That is why when Mahmood Madni, a prominent cleric and a faction leader of the Jamiat Ulama-e-Hind, hit out at the Congress earlier this week and warned “secular parties” not to scare Muslims by citing Modi, it was music to Modi’s ears.

Zafar Sareshwala, a prominent Muslim businessman and backroom organiser for Modi, claimed Madni was articulating a “churning” among Muslims.

But reactions to Modi can still be bitter among Muslims, India’s largest minority numbering around 160 million. “Who can forgive Modi? In Bihar, we are preparing to defeat him. It’s clear that Mahmood Madni has a secret pact with Modi,” said Qari Shoaib Ahmed, a leader in Bihar’s Muzaffarpur.

Modi too isn’t expecting a red carpet from Muslims. “We don’t want Muslims to appreciate Modi as much as we want them to criticise Congress,” an insider in Modi’s team told HT.

After a Hindu fundamentalist movement led to the destruction of Babri Masjid in 1992, many Muslims have articulated a longing for a “truly secular” alternative to the Congress, accusing the party of often letting the community down. That option has remained elusive.

Syed Najeeb of the Mumbai-based Association of Muslim Professionals said Modi could trigger panic voting among Muslims to defeat the BJP. “It’s true Muslims don’t want to remain under the shadow of any event, like the Babri Masjid demolition or Gujarat riots, but the scars are difficult to forget,” he said.

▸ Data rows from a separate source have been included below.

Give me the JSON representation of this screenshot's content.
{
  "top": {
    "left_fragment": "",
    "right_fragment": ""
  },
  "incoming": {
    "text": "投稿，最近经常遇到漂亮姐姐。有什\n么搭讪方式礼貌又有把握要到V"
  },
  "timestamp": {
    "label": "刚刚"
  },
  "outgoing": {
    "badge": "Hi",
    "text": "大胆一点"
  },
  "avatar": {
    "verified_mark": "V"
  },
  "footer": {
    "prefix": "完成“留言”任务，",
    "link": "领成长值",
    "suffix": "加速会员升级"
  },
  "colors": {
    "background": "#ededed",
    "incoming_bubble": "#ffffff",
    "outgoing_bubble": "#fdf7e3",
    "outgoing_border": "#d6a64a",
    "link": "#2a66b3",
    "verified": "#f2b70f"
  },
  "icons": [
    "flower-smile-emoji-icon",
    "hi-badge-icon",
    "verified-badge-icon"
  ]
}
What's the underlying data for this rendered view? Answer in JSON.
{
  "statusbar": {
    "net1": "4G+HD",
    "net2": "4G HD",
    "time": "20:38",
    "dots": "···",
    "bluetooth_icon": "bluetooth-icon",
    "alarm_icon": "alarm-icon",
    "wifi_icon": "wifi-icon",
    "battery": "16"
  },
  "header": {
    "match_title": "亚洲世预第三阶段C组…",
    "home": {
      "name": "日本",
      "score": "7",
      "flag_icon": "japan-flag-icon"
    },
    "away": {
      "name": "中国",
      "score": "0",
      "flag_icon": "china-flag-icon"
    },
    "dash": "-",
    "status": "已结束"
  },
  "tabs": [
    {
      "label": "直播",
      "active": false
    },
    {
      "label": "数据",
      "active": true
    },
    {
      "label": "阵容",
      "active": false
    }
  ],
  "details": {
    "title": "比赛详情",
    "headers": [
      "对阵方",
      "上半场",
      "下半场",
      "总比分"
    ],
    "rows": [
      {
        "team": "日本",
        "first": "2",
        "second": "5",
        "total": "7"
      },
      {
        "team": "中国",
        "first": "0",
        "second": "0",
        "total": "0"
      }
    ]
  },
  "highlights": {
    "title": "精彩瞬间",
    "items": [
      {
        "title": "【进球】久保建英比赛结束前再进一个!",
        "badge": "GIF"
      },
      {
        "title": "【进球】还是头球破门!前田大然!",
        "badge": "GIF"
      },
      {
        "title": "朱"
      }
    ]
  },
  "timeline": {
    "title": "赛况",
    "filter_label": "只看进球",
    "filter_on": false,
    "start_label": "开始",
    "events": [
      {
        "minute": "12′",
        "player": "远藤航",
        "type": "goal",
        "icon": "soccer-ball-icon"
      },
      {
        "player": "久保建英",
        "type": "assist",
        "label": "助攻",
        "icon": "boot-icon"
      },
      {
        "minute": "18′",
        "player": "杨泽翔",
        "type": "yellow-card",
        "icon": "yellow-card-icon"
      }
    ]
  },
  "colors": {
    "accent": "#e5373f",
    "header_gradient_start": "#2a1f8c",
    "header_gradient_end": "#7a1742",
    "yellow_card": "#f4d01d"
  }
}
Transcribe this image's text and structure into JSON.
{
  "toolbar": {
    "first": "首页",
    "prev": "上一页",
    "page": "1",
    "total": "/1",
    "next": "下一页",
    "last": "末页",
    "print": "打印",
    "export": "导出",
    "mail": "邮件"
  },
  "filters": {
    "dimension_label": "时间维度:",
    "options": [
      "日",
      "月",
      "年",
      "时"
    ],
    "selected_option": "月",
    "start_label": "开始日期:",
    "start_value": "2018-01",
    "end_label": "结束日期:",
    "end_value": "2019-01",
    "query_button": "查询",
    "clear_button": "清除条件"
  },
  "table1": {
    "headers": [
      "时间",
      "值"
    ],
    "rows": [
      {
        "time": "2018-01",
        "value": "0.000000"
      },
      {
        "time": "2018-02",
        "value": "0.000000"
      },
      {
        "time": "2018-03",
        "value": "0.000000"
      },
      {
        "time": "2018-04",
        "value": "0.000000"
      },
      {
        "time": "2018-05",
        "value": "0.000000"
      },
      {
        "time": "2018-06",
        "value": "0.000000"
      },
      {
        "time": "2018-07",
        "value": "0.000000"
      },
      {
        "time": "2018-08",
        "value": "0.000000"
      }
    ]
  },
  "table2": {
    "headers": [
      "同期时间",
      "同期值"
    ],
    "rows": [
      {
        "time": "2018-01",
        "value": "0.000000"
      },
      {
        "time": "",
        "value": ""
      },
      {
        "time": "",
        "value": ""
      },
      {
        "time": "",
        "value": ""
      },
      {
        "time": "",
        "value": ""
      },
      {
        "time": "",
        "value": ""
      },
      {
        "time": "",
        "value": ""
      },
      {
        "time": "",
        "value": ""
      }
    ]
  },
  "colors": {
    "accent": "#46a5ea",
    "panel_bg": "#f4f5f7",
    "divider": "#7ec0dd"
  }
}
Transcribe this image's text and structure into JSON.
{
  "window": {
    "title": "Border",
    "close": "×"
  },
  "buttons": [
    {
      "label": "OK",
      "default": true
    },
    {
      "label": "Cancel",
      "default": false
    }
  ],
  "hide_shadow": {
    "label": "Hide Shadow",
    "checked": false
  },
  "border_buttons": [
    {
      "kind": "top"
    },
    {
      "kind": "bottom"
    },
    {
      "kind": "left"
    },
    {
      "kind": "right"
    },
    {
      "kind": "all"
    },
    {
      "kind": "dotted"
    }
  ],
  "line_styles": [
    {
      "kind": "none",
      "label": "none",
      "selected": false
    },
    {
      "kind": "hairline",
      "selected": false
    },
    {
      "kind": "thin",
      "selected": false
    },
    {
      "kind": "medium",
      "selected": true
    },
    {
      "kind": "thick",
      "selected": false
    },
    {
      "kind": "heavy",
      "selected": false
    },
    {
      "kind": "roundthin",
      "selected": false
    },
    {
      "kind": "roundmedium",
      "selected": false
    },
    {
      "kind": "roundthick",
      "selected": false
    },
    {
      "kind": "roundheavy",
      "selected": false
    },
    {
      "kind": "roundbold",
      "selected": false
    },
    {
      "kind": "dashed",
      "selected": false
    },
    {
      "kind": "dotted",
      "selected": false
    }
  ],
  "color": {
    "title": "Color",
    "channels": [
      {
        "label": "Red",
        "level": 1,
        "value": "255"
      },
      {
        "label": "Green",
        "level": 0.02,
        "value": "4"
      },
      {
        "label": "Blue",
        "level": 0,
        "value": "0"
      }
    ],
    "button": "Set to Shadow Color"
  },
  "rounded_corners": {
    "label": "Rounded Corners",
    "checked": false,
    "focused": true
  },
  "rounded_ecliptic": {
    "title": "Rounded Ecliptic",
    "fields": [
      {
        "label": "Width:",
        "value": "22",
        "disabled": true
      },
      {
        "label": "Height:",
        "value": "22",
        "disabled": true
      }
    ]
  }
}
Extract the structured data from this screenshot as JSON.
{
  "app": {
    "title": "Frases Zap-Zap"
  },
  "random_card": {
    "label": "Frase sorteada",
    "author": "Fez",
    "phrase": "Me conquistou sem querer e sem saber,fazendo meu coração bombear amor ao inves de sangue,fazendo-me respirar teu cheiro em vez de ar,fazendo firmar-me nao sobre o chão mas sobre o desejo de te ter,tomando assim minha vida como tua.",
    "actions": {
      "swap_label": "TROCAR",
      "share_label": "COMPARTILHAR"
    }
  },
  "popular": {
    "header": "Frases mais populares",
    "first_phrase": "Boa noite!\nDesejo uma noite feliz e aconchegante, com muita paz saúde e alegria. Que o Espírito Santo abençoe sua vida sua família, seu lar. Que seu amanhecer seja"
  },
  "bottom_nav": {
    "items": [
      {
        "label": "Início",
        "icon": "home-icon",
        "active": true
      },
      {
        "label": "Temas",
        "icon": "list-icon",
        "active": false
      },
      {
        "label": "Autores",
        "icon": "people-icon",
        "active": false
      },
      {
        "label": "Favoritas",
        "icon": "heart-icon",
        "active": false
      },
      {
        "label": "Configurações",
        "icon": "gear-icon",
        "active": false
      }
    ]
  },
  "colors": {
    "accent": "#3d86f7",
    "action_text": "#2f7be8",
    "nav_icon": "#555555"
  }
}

Some Muslim leaders, like Jamaat-e-Islami’s national secretary Mohd Salim Engineer, are sanguine in the hope that Modi would face a bulwark of not only a majority of Muslims but also the so-called secular parties.